Poker is a game of chance and skill, but there’s also a lot of psychology involved. It can be a very stressful game, especially if you’re playing for big money. That’s why it’s important to play responsibly and only gamble with money you can afford to lose. If you want to become a better player, it’s essential to learn about the different types of poker games and their limits, as well as how to read other players’ reactions.
One of the most valuable skills that poker teaches is discipline and concentration. The game requires you to stick to a strategy no matter how boring or frustrating it may be. It also helps you develop a strong mental game, which can be beneficial in the workplace and in life in general. In addition, it can help you become more confident and improve your decision-making abilities.
Another important aspect of poker is learning to control your emotions. It’s very easy to let your emotions get out of hand during a poker game, and if you let those emotions lead you astray, it could cost you a large amount of money. Therefore, poker teaches you how to keep your emotions in check so that you can make the best decisions possible.
In addition, poker teaches you how to assess risks and calculate probabilities. This is an incredibly useful skill in the workplace, especially for managers and leaders who are often tasked with assessing risky investments and minimizing them as much as possible. Moreover, poker can also teach you to be more patient, which is also an important trait in the workplace.
There are many different strategies and ways to play poker, but the basics usually include an ante or blind bet and then dealing each player two cards (the “hole” cards). You can choose to call, raise, or fold depending on the situation.

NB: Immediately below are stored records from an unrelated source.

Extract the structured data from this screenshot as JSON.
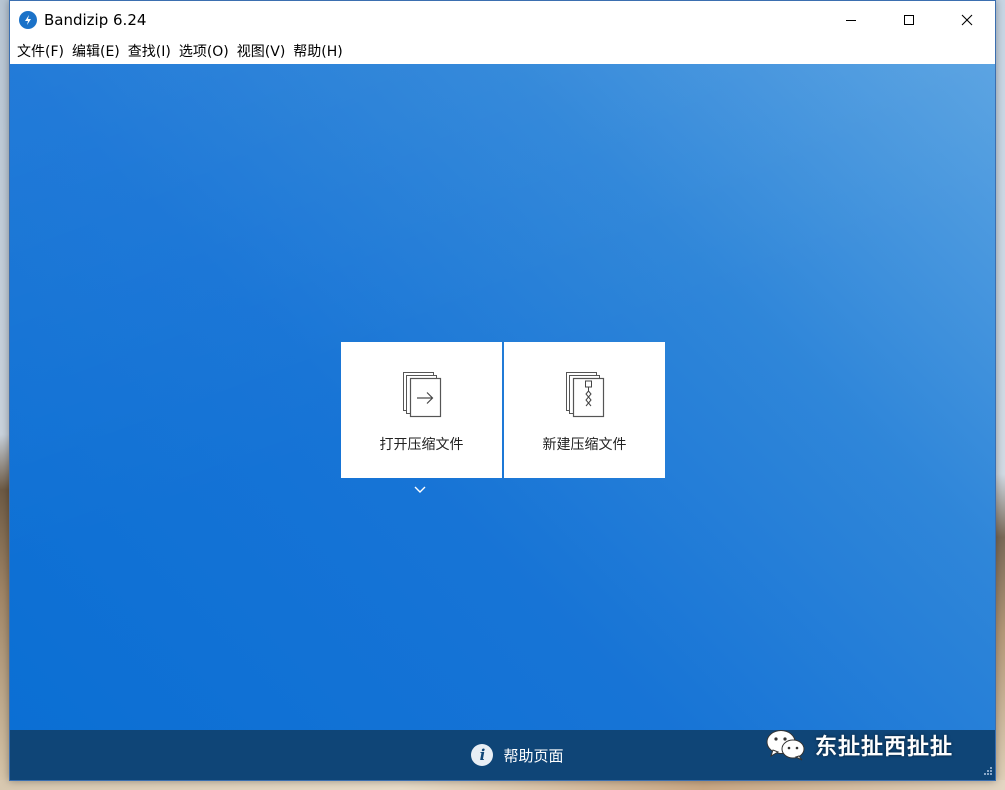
{
  "window": {
    "title": "Bandizip 6.24",
    "app_icon": "bandizip-logo-icon",
    "controls": [
      "minimize-icon",
      "maximize-icon",
      "close-icon"
    ]
  },
  "menubar": {
    "items": [
      {
        "label": "文件(F)"
      },
      {
        "label": "编辑(E)"
      },
      {
        "label": "查找(I)"
      },
      {
        "label": "选项(O)"
      },
      {
        "label": "视图(V)"
      },
      {
        "label": "帮助(H)"
      }
    ]
  },
  "main": {
    "tiles": [
      {
        "label": "打开压缩文件",
        "icon": "open-archive-icon"
      },
      {
        "label": "新建压缩文件",
        "icon": "new-archive-icon"
      }
    ],
    "dropdown_icon": "chevron-down-icon"
  },
  "footer": {
    "help_label": "帮助页面",
    "icon": "info-icon"
  },
  "watermark": {
    "text": "东扯扯西扯扯",
    "icon": "wechat-icon"
  },
  "colors": {
    "client_bg": "#1774d6",
    "footer_bg": "#0f4577",
    "accent": "#1b72c8"
  }
}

If you’re new to poker, it’s best to start at the lowest limits. This will allow you to play versus weaker players and learn the game without risking a lot of money. Then, as your skill level increases, you can slowly increase the stakes until you’re ready to play professionally. Just remember that you should never play more than you’re willing to lose, and keep track of your wins and losses so that you know how much you’re losing per game. This will help you stay in the game longer and reduce your stress levels.